And you’re going to need those abilities and perks. That’s because Hard West 2‘s idea of a challenge is to throw dozens of enemies in an area to make things rough for your four-person party. The good news is that you’ve got brilliant mechanics such as Trick Shots (available for most handguns and some rifles) and Bravado.
Trick Shots allow you to hit opponents that might be behind cover by shooting an object to cause the bullet to ricochet. Imagine having a zero percent chance to damage a foe, and then having that bullet bounce around for a guaranteed hit. Bravado, meanwhile, refreshes a character’s action points (AP) after they’ve killed an enemy.

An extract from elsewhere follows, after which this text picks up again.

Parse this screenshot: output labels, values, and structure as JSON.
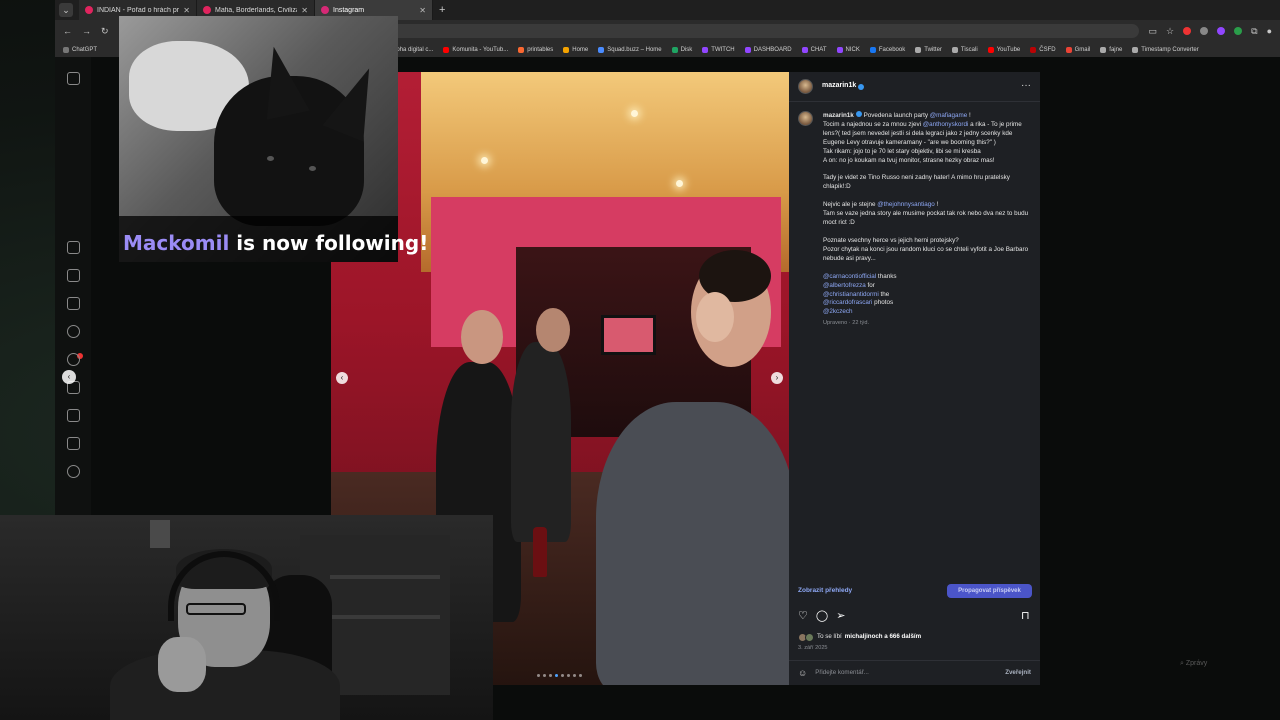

This allows you to go on a rampage: use three of your characters to lower the HP of several goons, and have the fourth eliminate them one by one as Bravado chain kills restore their AP multiple times in a single turn.

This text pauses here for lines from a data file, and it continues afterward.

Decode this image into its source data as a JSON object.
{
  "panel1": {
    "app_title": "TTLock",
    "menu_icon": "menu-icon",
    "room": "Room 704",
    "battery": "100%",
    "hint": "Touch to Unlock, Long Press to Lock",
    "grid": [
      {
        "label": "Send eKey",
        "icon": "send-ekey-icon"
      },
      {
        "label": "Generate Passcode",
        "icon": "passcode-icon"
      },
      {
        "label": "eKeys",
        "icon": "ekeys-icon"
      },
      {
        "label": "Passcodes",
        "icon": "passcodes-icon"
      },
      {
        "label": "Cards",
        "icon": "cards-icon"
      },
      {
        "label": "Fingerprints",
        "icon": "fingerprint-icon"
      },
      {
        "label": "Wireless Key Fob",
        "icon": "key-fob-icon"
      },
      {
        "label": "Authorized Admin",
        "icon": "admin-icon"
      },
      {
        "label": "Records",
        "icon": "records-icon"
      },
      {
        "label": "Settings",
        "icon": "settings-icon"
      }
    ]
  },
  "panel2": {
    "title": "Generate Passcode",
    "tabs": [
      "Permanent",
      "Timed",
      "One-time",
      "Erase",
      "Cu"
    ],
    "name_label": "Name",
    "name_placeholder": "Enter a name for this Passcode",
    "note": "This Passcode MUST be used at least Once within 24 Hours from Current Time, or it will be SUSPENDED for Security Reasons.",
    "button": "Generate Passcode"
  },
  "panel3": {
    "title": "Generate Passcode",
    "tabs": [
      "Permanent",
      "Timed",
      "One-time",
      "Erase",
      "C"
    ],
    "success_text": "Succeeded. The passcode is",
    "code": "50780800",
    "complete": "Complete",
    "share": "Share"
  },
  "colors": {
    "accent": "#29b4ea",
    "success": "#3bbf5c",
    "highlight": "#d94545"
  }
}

One by one, they all fall down
Of course, there are also character abilities to take note of. Carter’s Shadow Barrage hits all units in a straight line, even passing through walls and obstacles. Laughing Deer’s Wild Run lets him rush a target, gaining extra damage for every tile that he crosses. Then there’s Flynn’s Shadow Swap, which allows her to switch places with an opponent, either to get a better vantage point, move a threat further away (i.e., Wendigos and their melee counters), or to start a setup. Moreover, Old Man Bill’s ability, Deadman’s Revenge, might just be the ideal nuke. It causes him to fire multiple projectiles to hit every enemy in his line of sight, with extra damage dealt depending on how low his HP is.
Each encounter, therefore, feels like a puzzle of sorts. A good example is an area with around 10 enemies. You can have Bill tank most of the hits to lower his HP. Then, get Flynn to move closer to the middle of the zone so that all hostiles are visible. Next, Flynn swaps with Bill to reposition him, and Bill unleashes his nuke. Regrettably, outside of their main abilities, your posse members are mostly “samey” in certain regards. They can equip the same weapons (and have the same weapon skills), and there are no armor pieces to wear — just accessories.

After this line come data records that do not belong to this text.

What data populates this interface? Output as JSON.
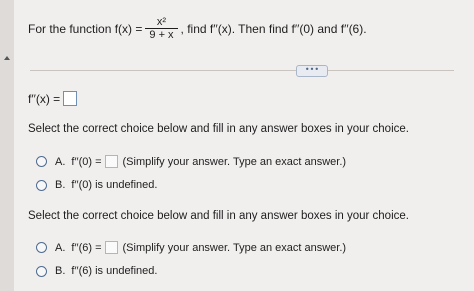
{
  "question": {
    "prefix": "For the function f(x) =",
    "numerator": "x²",
    "denominator": "9 + x",
    "suffix": ", find f′′(x). Then find f′′(0) and f′′(6)."
  },
  "more_button": "•••",
  "answer": {
    "label": "f′′(x) =",
    "value": ""
  },
  "part1": {
    "instruction": "Select the correct choice below and fill in any answer boxes in your choice.",
    "option_a": {
      "letter": "A.",
      "label": "f′′(0) =",
      "value": "",
      "hint": "(Simplify your answer. Type an exact answer.)"
    },
    "option_b": {
      "letter": "B.",
      "label": "f′′(0) is undefined."
    }
  },
  "part2": {
    "instruction": "Select the correct choice below and fill in any answer boxes in your choice.",
    "option_a": {
      "letter": "A.",
      "label": "f′′(6) =",
      "value": "",
      "hint": "(Simplify your answer. Type an exact answer.)"
    },
    "option_b": {
      "letter": "B.",
      "label": "f′′(6) is undefined."
    }
  }
}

Lastly, apart from the usual battles, you might also experience chase sequences. These have your characters or enemies on horseback, with the mounts galloping straight ahead. You’ll have to watch the tile where your character would move, as there are obstacles that would outright put them out of commission.
Sadly, despite all the actions that you can do when fighting baddies in Hard West 2, there’s one mechanic that I truly missed: overwatch. I will admit that this staple of the turn-based strategy genre can feel overdone. Likewise, it can lead to a scenario where you’re just skipping turns while waiting for your foes (I’m looking at you, XCOM series). However, there’s a way to retain that, while also integrating fresh ideas. This is something that Gears Tactics and Warhammer 40K: Chaos Gate – Daemonhunters managed to do spectacularly.
Both those titles had an overwatch action, as well as an AP-refreshing mechanic by way of executions. Essentially, you’ve got an ideal blend of defensive tactics where you wait for hostiles to move into your cone of fire, and aggressive attempts to rush and take out a pack. These go hand in hand, creating a combat dynamic that feels rewarding.
In contrast, Hard West 2 primarily focuses on an aggressive playstyle (i.e., Bravado chain kills), and the need to eliminate as many targets as possible in a single round. Again, it does feel like these bouts are puzzles in their own right. Unfortunately, when you have too much of that going on all throughout the campaign, it becomes tedious in the long run. I should also add that the load times are unbearably slow, even when installed on an SSD. If you’re like me and you save-scum to get near-perfect results in battles, this can be quite a hassle.